“I think it’s also up to the town to do a better job of making sure better advertisements, signage and banners are posted,” Poirier said. “It’s not just the three or four people who are running for council and/or mayor, I think it’s also up to the town.”
Munder agreed with Poirier that they need to advertise across multiple mediums and that it’s up to the town to get involved and go vote.
“The flat-iron building seems to be brought up every election cycle. The building sits sandwiched between Park Ave. and Main Street and has been owned by the town for decades. What plans do you have for the flat-iron building if elected?"
The candidates all agreed that the flat-iron building is important to the town and that, as Reed said, “it is time to sit down and have the discussion.”
Reed pointed out various factors that need to be weighed, such as the vision plan, the town’s comprehensive plan, what’s best for Mount Airy, the historical sentiment and what the community wants. If done appropriately, redevelopment of the building could enhance the community, she said.
Poirier said he would like to memorialize the building in some way but he wanted to make sure that any work on the building would not bring negative impacts on residents and Main Street businesses.
Munder said he wants to make an informed decision on the building’s fate and he would like to meet with organizations that have expressed interest in working on it in the past. He would like to see the building repurposed, possibly for use among the arts community.
“Another subject of longstanding debate is Center St. Do you support connecting it to [Md.] 27? If so, how do you plan to accomplish such and how would you develop the surrounding area?”
Munder: “The completion of Center Street can be done in one of two ways: Either the town completes it or wait for a developer to purchase the back property and make the connection. I would prefer the first option since it would not require the town to potentially make concessions to a developer for the completion of the road. I would prefer it to be the other way around, where if a developer came in to complete the back property, they have to pay us for the road so we would recoup the costs.”
Reed and Poirier both support connecting Center Street. Poirier would like to use the vision plan for the town as a guide.
“Mount Airy’s population is estimated to have grown only 1.6% from 2010 to 2017. This is in stark contrast with the past few decades and will be the first time since the 1940s in which the town hasn’t grown at least 25% or more in population. Who or what is to blame for this population stagnation, and do you foresee it as an impediment to future development?"
Reed mentioned restrictions on building permits placed after the record growth the town experienced between 2000 and 2010 that contributed to the lower growth rate.
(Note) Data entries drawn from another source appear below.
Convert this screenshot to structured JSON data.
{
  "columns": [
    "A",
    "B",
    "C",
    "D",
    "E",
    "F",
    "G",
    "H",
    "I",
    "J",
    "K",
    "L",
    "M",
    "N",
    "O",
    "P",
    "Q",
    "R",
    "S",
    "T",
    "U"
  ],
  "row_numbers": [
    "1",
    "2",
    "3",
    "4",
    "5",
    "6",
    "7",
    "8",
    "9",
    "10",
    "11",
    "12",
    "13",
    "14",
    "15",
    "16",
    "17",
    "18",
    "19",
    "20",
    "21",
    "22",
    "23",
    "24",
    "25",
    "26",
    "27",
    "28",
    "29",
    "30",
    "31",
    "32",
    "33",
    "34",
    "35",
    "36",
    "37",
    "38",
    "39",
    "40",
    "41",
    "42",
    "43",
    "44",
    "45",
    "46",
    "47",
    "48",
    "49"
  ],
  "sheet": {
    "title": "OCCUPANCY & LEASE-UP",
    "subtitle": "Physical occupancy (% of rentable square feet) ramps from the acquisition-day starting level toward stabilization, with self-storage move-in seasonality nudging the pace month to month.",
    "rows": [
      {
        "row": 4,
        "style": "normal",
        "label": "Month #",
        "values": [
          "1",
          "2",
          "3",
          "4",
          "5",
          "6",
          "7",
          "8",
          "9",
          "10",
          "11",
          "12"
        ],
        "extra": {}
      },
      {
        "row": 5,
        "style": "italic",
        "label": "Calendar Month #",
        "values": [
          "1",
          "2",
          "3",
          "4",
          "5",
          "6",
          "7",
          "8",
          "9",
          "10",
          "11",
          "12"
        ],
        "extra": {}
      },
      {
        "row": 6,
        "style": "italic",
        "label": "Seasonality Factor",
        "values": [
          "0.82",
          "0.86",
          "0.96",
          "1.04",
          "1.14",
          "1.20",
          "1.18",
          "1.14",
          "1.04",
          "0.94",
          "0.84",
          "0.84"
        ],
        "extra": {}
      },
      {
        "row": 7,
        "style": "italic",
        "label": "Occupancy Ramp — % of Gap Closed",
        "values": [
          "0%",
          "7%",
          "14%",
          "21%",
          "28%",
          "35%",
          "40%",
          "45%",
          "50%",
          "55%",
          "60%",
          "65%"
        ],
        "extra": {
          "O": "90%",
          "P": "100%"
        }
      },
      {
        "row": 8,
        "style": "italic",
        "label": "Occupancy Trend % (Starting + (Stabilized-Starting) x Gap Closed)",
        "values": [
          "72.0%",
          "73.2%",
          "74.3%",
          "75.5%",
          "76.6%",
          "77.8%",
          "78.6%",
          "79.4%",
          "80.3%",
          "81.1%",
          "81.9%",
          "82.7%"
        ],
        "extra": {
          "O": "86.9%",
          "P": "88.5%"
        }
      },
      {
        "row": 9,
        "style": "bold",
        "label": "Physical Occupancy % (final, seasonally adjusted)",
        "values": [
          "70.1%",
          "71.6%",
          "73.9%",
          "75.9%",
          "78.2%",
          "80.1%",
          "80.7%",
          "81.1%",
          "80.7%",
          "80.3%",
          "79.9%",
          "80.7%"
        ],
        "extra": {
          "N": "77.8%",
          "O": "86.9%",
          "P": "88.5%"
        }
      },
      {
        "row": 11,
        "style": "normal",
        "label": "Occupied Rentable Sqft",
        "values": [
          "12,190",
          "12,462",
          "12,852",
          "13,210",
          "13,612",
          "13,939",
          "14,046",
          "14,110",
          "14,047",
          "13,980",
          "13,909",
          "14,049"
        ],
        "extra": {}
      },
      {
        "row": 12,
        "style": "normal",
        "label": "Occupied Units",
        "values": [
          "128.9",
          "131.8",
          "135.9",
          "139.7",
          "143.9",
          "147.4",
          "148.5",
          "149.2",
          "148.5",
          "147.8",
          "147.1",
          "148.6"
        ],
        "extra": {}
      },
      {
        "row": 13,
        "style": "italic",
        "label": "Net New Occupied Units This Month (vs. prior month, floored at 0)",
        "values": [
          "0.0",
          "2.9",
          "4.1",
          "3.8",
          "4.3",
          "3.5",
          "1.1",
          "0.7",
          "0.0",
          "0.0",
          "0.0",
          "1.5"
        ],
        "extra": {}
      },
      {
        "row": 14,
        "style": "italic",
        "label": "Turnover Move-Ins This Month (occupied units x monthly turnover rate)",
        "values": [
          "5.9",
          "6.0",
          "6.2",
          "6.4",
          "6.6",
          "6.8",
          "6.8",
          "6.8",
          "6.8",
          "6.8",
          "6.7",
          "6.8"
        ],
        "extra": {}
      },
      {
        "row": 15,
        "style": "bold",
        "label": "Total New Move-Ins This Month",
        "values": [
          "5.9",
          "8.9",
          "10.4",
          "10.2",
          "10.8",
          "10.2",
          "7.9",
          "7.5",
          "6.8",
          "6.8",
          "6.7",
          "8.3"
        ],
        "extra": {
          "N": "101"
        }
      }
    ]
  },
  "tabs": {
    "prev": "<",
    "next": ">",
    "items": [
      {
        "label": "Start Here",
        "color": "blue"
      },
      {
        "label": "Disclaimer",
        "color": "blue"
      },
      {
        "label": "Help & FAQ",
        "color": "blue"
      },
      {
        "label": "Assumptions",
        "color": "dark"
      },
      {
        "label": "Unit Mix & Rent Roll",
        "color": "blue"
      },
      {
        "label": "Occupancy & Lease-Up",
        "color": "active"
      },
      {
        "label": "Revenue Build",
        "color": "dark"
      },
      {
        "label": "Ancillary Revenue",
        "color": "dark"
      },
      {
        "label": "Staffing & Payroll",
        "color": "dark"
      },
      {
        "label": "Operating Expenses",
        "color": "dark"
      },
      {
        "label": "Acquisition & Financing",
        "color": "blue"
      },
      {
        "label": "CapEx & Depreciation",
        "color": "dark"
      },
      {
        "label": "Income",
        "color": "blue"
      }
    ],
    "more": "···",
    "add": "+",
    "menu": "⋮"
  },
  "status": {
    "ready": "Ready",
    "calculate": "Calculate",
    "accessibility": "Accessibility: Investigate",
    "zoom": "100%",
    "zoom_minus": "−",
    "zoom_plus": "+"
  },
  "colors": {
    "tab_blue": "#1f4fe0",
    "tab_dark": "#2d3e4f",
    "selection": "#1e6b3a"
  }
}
In order to grow, Reed warned that the town must be careful not to over-develop but grow enough to sustain the town’s economy.
Poirier agreed with Reed but added that future development is on the way and investors need to see the town’s potential.
Munder listed various factors that contributed to the town’s population stagnation such as “the recession, the town being put on hold for building for the state from lack of water and the completion of several major residential developments in town.”
According to a post from Geiger on the Facebook page, the roundtable will air on Comcast Channel 19 at the following dates and times: